“Sinbad The Sailor”
Directed by Justin Watson for Ickle Pickle Productions, at Tuggeranong Arts Centre, April 17-21, bookings to 6293 1443, then at Belconnen Theatre, April 23-28, bookings to 6262 6977.
Ickle Pickle productions, under the direction of Justin Watson, has established a jolly format for holiday children’s theatre.
Get a bunch of kids together, train them in acting and singing and dancing and put on a show.
The results can be uneven, as it is as much about development for the children than about finished product.
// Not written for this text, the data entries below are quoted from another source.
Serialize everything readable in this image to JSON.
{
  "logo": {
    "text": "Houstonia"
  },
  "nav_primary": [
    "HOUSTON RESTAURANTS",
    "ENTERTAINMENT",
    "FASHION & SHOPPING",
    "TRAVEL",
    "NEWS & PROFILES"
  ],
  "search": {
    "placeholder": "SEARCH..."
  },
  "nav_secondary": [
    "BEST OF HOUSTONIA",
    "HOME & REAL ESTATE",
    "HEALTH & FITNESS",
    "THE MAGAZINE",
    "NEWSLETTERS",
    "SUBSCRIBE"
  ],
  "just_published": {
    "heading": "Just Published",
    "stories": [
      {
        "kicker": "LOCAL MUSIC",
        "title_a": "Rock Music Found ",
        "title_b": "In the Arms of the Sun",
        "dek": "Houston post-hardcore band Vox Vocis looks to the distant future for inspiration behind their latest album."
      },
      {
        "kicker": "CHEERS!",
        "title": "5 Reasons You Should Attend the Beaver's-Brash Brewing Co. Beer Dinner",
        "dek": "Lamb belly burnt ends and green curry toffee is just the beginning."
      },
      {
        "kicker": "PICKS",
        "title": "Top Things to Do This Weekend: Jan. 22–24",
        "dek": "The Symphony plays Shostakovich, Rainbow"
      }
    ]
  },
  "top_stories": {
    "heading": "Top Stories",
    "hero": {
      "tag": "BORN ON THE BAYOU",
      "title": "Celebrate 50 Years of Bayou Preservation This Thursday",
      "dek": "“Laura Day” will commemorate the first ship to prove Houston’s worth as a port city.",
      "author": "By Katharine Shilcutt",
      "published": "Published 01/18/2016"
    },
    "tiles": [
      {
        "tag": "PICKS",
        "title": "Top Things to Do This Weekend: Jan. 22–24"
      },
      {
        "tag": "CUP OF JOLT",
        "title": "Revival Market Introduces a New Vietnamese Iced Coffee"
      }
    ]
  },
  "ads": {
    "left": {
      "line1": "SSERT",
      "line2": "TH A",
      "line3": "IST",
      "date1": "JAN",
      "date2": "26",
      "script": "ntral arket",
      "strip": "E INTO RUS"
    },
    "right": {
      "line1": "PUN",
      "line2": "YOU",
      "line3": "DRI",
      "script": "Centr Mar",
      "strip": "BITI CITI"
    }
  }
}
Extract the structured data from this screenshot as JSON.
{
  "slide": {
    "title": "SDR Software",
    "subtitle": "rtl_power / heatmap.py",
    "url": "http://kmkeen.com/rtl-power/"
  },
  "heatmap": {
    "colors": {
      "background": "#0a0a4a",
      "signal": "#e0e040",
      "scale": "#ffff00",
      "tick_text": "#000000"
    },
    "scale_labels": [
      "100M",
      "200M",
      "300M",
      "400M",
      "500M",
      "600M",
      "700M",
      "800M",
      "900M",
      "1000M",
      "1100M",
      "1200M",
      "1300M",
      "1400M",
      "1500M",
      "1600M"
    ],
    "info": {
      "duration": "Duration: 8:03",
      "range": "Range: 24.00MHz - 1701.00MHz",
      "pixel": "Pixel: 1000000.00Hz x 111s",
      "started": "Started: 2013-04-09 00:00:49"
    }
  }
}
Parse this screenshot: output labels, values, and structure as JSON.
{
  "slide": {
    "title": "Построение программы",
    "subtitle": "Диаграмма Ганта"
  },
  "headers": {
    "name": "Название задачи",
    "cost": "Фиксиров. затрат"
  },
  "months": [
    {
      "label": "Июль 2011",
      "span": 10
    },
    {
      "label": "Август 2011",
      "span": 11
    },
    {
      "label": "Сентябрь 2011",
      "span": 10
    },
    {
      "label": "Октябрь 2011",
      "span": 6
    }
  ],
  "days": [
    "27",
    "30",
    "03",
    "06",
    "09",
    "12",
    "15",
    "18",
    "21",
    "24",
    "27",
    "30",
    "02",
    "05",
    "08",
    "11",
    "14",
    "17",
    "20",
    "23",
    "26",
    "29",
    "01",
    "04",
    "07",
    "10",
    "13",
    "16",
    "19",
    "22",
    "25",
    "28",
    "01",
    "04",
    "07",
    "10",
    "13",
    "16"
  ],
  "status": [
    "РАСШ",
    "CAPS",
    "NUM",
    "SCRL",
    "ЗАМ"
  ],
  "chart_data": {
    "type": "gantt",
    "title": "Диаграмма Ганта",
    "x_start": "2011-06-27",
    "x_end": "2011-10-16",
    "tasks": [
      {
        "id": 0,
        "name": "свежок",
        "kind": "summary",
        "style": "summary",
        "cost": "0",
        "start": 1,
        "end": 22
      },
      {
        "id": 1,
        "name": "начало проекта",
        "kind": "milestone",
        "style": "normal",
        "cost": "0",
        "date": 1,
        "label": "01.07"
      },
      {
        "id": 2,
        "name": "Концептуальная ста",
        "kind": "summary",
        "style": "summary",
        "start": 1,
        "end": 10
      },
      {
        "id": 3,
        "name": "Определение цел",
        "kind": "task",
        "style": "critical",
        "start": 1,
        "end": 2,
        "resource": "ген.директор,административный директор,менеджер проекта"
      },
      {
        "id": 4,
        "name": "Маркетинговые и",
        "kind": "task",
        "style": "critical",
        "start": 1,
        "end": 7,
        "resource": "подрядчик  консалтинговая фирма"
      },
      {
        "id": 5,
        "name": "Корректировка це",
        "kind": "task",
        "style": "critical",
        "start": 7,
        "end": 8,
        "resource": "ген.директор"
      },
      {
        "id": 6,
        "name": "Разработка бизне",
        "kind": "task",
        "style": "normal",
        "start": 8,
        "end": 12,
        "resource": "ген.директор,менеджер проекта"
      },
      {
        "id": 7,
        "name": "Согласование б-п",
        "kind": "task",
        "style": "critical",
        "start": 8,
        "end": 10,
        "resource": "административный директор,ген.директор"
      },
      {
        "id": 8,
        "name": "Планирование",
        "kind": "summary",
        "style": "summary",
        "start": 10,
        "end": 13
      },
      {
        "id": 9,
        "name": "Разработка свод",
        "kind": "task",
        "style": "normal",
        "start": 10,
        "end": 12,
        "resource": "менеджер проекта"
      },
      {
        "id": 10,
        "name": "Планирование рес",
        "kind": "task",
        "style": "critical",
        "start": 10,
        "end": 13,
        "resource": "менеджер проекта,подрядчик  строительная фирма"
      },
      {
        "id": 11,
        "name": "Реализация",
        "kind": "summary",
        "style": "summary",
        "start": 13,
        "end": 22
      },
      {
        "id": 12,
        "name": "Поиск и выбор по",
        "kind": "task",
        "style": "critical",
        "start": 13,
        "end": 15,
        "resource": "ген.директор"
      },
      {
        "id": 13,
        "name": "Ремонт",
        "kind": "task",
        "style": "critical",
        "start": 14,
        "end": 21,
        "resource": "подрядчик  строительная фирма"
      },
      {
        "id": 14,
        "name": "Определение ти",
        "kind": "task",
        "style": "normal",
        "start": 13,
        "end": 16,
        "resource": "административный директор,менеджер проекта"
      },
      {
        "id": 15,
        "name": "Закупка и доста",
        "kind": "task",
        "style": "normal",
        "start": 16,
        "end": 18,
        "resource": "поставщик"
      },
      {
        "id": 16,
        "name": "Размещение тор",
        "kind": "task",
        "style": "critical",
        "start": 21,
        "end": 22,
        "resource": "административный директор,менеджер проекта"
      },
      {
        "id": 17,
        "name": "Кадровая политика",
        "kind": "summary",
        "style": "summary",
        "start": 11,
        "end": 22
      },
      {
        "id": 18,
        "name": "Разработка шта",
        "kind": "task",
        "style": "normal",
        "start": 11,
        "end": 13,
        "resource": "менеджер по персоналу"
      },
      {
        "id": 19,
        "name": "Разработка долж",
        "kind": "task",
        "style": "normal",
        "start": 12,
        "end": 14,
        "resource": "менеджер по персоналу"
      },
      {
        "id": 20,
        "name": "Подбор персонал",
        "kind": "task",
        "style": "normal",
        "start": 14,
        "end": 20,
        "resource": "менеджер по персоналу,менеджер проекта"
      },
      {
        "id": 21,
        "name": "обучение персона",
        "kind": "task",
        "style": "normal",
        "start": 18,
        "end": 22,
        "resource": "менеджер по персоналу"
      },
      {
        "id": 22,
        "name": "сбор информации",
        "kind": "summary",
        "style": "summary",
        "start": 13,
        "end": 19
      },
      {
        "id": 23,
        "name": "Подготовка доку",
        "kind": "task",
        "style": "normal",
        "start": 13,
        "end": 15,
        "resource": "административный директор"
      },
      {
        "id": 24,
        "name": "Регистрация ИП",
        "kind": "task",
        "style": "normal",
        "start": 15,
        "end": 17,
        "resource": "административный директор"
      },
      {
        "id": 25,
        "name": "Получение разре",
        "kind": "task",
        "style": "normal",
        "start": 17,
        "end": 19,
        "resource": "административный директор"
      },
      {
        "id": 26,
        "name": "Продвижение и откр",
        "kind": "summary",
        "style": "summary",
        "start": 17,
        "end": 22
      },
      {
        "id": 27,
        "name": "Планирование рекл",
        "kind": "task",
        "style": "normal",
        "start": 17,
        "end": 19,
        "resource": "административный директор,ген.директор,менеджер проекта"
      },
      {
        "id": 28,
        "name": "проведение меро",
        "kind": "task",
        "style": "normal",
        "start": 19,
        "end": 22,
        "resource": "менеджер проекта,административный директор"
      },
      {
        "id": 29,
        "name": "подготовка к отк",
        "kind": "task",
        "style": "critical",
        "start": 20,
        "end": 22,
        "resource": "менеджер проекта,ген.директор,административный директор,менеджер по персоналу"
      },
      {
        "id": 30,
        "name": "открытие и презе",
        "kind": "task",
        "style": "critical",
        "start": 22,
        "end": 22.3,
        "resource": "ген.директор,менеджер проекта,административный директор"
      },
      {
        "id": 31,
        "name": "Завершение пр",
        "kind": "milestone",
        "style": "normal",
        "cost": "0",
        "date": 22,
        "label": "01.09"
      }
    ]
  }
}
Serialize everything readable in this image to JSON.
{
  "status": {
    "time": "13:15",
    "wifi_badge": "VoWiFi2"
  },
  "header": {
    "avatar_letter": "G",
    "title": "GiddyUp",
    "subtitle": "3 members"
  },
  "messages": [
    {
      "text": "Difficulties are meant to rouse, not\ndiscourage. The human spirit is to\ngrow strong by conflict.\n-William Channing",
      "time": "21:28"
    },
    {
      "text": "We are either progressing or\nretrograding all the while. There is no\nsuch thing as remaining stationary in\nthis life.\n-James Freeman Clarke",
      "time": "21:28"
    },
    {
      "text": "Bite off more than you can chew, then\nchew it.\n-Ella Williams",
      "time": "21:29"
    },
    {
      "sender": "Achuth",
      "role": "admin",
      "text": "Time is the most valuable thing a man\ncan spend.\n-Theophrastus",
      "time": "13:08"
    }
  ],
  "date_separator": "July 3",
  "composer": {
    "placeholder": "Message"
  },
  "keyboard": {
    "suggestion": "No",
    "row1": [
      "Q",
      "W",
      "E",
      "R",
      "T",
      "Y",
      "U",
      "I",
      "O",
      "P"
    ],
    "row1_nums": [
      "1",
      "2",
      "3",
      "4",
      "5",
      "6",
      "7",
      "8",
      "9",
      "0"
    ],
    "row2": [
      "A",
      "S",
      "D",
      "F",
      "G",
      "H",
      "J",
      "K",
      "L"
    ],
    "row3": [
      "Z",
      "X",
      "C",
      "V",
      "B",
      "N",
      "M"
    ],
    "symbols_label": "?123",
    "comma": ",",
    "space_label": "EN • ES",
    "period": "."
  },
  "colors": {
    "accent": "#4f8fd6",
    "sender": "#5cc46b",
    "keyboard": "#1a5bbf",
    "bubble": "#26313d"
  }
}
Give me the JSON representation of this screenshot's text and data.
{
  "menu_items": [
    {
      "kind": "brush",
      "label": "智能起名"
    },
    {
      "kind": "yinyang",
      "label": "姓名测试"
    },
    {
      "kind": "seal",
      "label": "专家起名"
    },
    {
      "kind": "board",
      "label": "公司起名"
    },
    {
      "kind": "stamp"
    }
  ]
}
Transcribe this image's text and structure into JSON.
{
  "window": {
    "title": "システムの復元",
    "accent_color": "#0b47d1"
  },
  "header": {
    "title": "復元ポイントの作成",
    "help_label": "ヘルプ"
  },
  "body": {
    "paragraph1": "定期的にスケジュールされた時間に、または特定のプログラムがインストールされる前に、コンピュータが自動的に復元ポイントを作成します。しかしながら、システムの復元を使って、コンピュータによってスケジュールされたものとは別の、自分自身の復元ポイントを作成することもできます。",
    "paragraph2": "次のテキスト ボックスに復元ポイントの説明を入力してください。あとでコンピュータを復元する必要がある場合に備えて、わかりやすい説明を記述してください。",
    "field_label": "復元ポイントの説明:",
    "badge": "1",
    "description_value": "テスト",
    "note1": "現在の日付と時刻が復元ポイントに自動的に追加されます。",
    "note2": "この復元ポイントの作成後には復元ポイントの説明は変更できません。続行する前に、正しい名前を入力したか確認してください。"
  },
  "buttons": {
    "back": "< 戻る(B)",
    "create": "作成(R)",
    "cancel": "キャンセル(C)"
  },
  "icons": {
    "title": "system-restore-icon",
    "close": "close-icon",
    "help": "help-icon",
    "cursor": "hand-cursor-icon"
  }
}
Nonetheless, with regular set designer Wayne Shepherd providing the backdrops, their shows usually look good.
“Sinbad The Sailor” is no exception, with a simple set by Shepherd and a script drawn very, very loosely from “The Arabian Nights”.
Writers Peter McDonald and Rachel Fock have constructed an improbable tale of the search for Nebuchadnezzar’s treasure on an unnamed island.
With lots of dreadfully corny jokes and up-to-date references to plastic bags, the GFC, Angelina Jolie in other figures that go over the heads of the tinier audience members, the plot rocks along to a happy ending.
The cast of variable experience are confident and agreeable, but the knowitall character of this script’s Sinbad, abetted by his sidekick Wyalong, proved far too macho for Claire Bailey and Emily Moran in these roles.
By contrast, Matt Hardy as Sultan Vinaga (get it, salt ‘n’ vinegar?) played the best role of his youthful career as the wicked villain of the play, and things really livened up whenever he and his worldly sidekick Whyalla, played by Phoebe Deas, stepped on stage.
The many lovely roles included alluring sirens, comely slave girls, a nice two-headed monster, villainous pickpockets and lovely cameos for Ben Hardy as Handsome Jack the sailor and Fernando Goh as the Carpet Seller.
This production is jampacked with music. With musical direction by James Aspland and choreography by Natalie Whalley, it looks more like “Sinbad the Musical”, so it’s time for Ickle Pickle to bite the bullet and have some live music.
Though there were favorites tunes like “What’ll We Do with the Drunken Sailor” and a headline song about Sinbad not being all bad, it was all a bit too tame.
A piano, an accordion, or a guitar would have lifted the energy level.